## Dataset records
● ● ● ● ● ● ●

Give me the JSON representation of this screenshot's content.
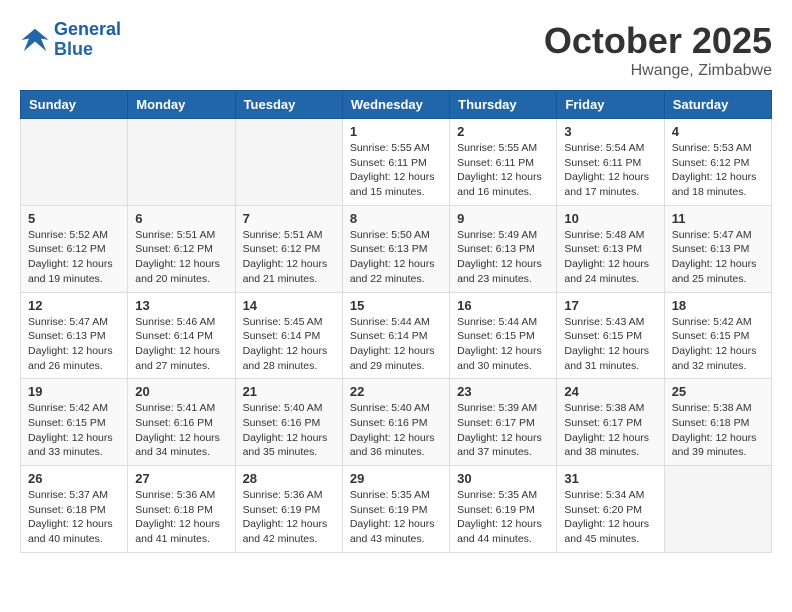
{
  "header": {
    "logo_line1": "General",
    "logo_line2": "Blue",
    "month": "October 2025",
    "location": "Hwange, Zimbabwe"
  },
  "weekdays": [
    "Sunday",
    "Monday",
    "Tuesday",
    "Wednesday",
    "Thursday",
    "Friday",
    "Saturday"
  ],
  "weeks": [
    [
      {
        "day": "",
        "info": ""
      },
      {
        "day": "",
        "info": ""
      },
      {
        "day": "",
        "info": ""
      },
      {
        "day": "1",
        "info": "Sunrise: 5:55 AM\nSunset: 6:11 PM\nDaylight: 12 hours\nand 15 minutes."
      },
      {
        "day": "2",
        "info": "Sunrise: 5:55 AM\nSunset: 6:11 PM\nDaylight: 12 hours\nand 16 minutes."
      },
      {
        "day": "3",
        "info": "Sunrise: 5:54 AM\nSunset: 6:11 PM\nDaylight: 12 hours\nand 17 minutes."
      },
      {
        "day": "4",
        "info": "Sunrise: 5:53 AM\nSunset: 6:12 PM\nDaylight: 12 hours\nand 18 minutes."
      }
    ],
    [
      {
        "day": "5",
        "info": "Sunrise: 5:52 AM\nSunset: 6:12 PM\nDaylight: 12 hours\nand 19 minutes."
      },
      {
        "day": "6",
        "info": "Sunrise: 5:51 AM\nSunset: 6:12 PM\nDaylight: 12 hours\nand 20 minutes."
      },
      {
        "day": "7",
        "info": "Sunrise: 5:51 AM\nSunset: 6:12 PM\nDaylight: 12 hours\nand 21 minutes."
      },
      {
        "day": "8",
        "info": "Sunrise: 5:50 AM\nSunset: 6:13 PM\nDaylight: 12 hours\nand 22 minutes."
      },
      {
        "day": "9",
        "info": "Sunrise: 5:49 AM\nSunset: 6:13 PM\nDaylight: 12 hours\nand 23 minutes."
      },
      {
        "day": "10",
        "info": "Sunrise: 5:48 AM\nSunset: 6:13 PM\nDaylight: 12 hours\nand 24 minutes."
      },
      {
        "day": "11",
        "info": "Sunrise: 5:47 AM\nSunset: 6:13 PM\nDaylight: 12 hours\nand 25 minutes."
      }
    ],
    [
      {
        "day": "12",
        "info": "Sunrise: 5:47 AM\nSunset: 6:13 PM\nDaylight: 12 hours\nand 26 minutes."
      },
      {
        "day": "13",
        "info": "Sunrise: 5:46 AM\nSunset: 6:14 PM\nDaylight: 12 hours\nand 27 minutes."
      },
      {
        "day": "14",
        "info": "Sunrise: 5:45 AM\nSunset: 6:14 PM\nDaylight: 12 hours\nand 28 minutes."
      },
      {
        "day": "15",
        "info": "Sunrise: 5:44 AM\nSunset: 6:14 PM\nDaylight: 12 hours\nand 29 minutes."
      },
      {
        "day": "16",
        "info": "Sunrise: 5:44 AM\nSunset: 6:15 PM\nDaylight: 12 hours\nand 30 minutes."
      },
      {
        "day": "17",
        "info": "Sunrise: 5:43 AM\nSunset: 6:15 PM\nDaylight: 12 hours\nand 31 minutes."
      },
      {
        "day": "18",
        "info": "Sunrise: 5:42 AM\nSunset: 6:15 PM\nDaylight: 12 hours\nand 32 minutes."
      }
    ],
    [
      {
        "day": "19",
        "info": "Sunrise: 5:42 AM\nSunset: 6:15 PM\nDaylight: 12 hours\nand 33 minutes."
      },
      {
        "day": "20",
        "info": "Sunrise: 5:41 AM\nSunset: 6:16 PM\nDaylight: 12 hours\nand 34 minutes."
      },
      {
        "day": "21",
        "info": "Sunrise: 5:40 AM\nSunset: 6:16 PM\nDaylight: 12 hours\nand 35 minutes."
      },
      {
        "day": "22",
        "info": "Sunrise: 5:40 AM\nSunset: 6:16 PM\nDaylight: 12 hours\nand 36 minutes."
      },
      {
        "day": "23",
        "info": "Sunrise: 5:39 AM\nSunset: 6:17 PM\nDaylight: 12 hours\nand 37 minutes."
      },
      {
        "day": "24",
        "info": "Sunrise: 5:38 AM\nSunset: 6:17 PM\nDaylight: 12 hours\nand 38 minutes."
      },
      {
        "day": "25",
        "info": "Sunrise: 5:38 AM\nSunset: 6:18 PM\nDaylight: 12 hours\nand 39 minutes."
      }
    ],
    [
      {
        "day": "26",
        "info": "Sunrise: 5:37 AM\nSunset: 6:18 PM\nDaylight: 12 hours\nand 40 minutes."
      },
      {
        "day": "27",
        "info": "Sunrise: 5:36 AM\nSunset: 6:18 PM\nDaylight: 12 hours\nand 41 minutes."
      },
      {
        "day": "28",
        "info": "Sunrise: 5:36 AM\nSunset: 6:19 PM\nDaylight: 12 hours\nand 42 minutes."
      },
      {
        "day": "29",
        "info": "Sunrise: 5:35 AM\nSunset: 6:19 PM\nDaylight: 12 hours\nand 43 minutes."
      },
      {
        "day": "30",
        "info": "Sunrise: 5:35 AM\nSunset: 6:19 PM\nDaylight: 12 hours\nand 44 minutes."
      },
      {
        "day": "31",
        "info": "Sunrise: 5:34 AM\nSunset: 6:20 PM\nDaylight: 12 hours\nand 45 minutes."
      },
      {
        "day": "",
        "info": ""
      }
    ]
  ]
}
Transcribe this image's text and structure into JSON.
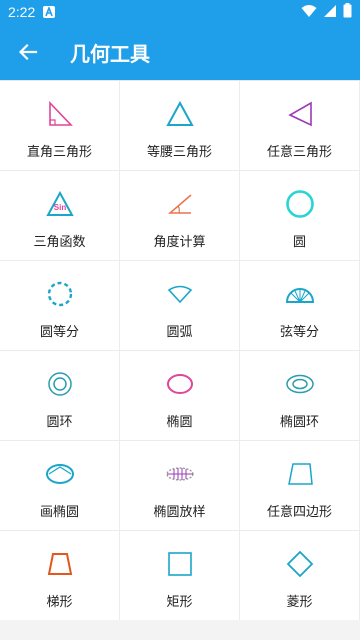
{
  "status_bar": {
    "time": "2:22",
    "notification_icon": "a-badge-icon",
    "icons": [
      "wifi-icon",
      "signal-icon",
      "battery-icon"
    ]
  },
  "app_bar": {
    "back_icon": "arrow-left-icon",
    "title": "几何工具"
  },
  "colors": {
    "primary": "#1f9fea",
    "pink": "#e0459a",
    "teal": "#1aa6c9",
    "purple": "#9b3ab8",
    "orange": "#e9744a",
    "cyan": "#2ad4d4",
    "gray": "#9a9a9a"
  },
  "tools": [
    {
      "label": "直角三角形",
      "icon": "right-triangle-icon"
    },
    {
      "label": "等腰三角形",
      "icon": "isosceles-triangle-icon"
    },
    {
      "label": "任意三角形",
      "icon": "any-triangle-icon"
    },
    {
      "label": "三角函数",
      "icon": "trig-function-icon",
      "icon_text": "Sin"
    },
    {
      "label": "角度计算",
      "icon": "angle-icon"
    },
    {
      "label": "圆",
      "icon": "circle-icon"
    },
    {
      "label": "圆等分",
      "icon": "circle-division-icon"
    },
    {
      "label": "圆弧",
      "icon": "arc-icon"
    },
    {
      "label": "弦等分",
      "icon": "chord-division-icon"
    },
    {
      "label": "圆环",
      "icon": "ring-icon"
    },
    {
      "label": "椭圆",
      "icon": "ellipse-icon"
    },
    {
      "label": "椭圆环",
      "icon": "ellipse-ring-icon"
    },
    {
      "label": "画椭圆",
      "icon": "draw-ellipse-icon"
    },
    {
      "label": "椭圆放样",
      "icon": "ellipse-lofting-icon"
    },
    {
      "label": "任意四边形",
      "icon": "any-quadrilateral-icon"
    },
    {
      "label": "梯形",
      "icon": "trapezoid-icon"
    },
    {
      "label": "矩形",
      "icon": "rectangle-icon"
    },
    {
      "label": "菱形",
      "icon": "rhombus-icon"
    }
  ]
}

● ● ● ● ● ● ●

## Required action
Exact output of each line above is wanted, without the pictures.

## Answer section
Give me the JSON representation of this screenshot's content.
{
  "header": {
    "logo_line1": "General",
    "logo_line2": "Blue",
    "month": "October 2025",
    "location": "Hwange, Zimbabwe"
  },
  "weekdays": [
    "Sunday",
    "Monday",
    "Tuesday",
    "Wednesday",
    "Thursday",
    "Friday",
    "Saturday"
  ],
  "weeks": [
    [
      {
        "day": "",
        "info": ""
      },
      {
        "day": "",
        "info": ""
      },
      {
        "day": "",
        "info": ""
      },
      {
        "day": "1",
        "info": "Sunrise: 5:55 AM\nSunset: 6:11 PM\nDaylight: 12 hours\nand 15 minutes."
      },
      {
        "day": "2",
        "info": "Sunrise: 5:55 AM\nSunset: 6:11 PM\nDaylight: 12 hours\nand 16 minutes."
      },
      {
        "day": "3",
        "info": "Sunrise: 5:54 AM\nSunset: 6:11 PM\nDaylight: 12 hours\nand 17 minutes."
      },
      {
        "day": "4",
        "info": "Sunrise: 5:53 AM\nSunset: 6:12 PM\nDaylight: 12 hours\nand 18 minutes."
      }
    ],
    [
      {
        "day": "5",
        "info": "Sunrise: 5:52 AM\nSunset: 6:12 PM\nDaylight: 12 hours\nand 19 minutes."
      },
      {
        "day": "6",
        "info": "Sunrise: 5:51 AM\nSunset: 6:12 PM\nDaylight: 12 hours\nand 20 minutes."
      },
      {
        "day": "7",
        "info": "Sunrise: 5:51 AM\nSunset: 6:12 PM\nDaylight: 12 hours\nand 21 minutes."
      },
      {
        "day": "8",
        "info": "Sunrise: 5:50 AM\nSunset: 6:13 PM\nDaylight: 12 hours\nand 22 minutes."
      },
      {
        "day": "9",
        "info": "Sunrise: 5:49 AM\nSunset: 6:13 PM\nDaylight: 12 hours\nand 23 minutes."
      },
      {
        "day": "10",
        "info": "Sunrise: 5:48 AM\nSunset: 6:13 PM\nDaylight: 12 hours\nand 24 minutes."
      },
      {
        "day": "11",
        "info": "Sunrise: 5:47 AM\nSunset: 6:13 PM\nDaylight: 12 hours\nand 25 minutes."
      }
    ],
    [
      {
        "day": "12",
        "info": "Sunrise: 5:47 AM\nSunset: 6:13 PM\nDaylight: 12 hours\nand 26 minutes."
      },
      {
        "day": "13",
        "info": "Sunrise: 5:46 AM\nSunset: 6:14 PM\nDaylight: 12 hours\nand 27 minutes."
      },
      {
        "day": "14",
        "info": "Sunrise: 5:45 AM\nSunset: 6:14 PM\nDaylight: 12 hours\nand 28 minutes."
      },
      {
        "day": "15",
        "info": "Sunrise: 5:44 AM\nSunset: 6:14 PM\nDaylight: 12 hours\nand 29 minutes."
      },
      {
        "day": "16",
        "info": "Sunrise: 5:44 AM\nSunset: 6:15 PM\nDaylight: 12 hours\nand 30 minutes."
      },
      {
        "day": "17",
        "info": "Sunrise: 5:43 AM\nSunset: 6:15 PM\nDaylight: 12 hours\nand 31 minutes."
      },
      {
        "day": "18",
        "info": "Sunrise: 5:42 AM\nSunset: 6:15 PM\nDaylight: 12 hours\nand 32 minutes."
      }
    ],
    [
      {
        "day": "19",
        "info": "Sunrise: 5:42 AM\nSunset: 6:15 PM\nDaylight: 12 hours\nand 33 minutes."
      },
      {
        "day": "20",
        "info": "Sunrise: 5:41 AM\nSunset: 6:16 PM\nDaylight: 12 hours\nand 34 minutes."
      },
      {
        "day": "21",
        "info": "Sunrise: 5:40 AM\nSunset: 6:16 PM\nDaylight: 12 hours\nand 35 minutes."
      },
      {
        "day": "22",
        "info": "Sunrise: 5:40 AM\nSunset: 6:16 PM\nDaylight: 12 hours\nand 36 minutes."
      },
      {
        "day": "23",
        "info": "Sunrise: 5:39 AM\nSunset: 6:17 PM\nDaylight: 12 hours\nand 37 minutes."
      },
      {
        "day": "24",
        "info": "Sunrise: 5:38 AM\nSunset: 6:17 PM\nDaylight: 12 hours\nand 38 minutes."
      },
      {
        "day": "25",
        "info": "Sunrise: 5:38 AM\nSunset: 6:18 PM\nDaylight: 12 hours\nand 39 minutes."
      }
    ],
    [
      {
        "day": "26",
        "info": "Sunrise: 5:37 AM\nSunset: 6:18 PM\nDaylight: 12 hours\nand 40 minutes."
      },
      {
        "day": "27",
        "info": "Sunrise: 5:36 AM\nSunset: 6:18 PM\nDaylight: 12 hours\nand 41 minutes."
      },
      {
        "day": "28",
        "info": "Sunrise: 5:36 AM\nSunset: 6:19 PM\nDaylight: 12 hours\nand 42 minutes."
      },
      {
        "day": "29",
        "info": "Sunrise: 5:35 AM\nSunset: 6:19 PM\nDaylight: 12 hours\nand 43 minutes."
      },
      {
        "day": "30",
        "info": "Sunrise: 5:35 AM\nSunset: 6:19 PM\nDaylight: 12 hours\nand 44 minutes."
      },
      {
        "day": "31",
        "info": "Sunrise: 5:34 AM\nSunset: 6:20 PM\nDaylight: 12 hours\nand 45 minutes."
      },
      {
        "day": "",
        "info": ""
      }
    ]
  ]
}
Transcribe this image's text and structure into JSON.
{
  "status_bar": {
    "time": "2:22",
    "notification_icon": "a-badge-icon",
    "icons": [
      "wifi-icon",
      "signal-icon",
      "battery-icon"
    ]
  },
  "app_bar": {
    "back_icon": "arrow-left-icon",
    "title": "几何工具"
  },
  "colors": {
    "primary": "#1f9fea",
    "pink": "#e0459a",
    "teal": "#1aa6c9",
    "purple": "#9b3ab8",
    "orange": "#e9744a",
    "cyan": "#2ad4d4",
    "gray": "#9a9a9a"
  },
  "tools": [
    {
      "label": "直角三角形",
      "icon": "right-triangle-icon"
    },
    {
      "label": "等腰三角形",
      "icon": "isosceles-triangle-icon"
    },
    {
      "label": "任意三角形",
      "icon": "any-triangle-icon"
    },
    {
      "label": "三角函数",
      "icon": "trig-function-icon",
      "icon_text": "Sin"
    },
    {
      "label": "角度计算",
      "icon": "angle-icon"
    },
    {
      "label": "圆",
      "icon": "circle-icon"
    },
    {
      "label": "圆等分",
      "icon": "circle-division-icon"
    },
    {
      "label": "圆弧",
      "icon": "arc-icon"
    },
    {
      "label": "弦等分",
      "icon": "chord-division-icon"
    },
    {
      "label": "圆环",
      "icon": "ring-icon"
    },
    {
      "label": "椭圆",
      "icon": "ellipse-icon"
    },
    {
      "label": "椭圆环",
      "icon": "ellipse-ring-icon"
    },
    {
      "label": "画椭圆",
      "icon": "draw-ellipse-icon"
    },
    {
      "label": "椭圆放样",
      "icon": "ellipse-lofting-icon"
    },
    {
      "label": "任意四边形",
      "icon": "any-quadrilateral-icon"
    },
    {
      "label": "梯形",
      "icon": "trapezoid-icon"
    },
    {
      "label": "矩形",
      "icon": "rectangle-icon"
    },
    {
      "label": "菱形",
      "icon": "rhombus-icon"
    }
  ]
}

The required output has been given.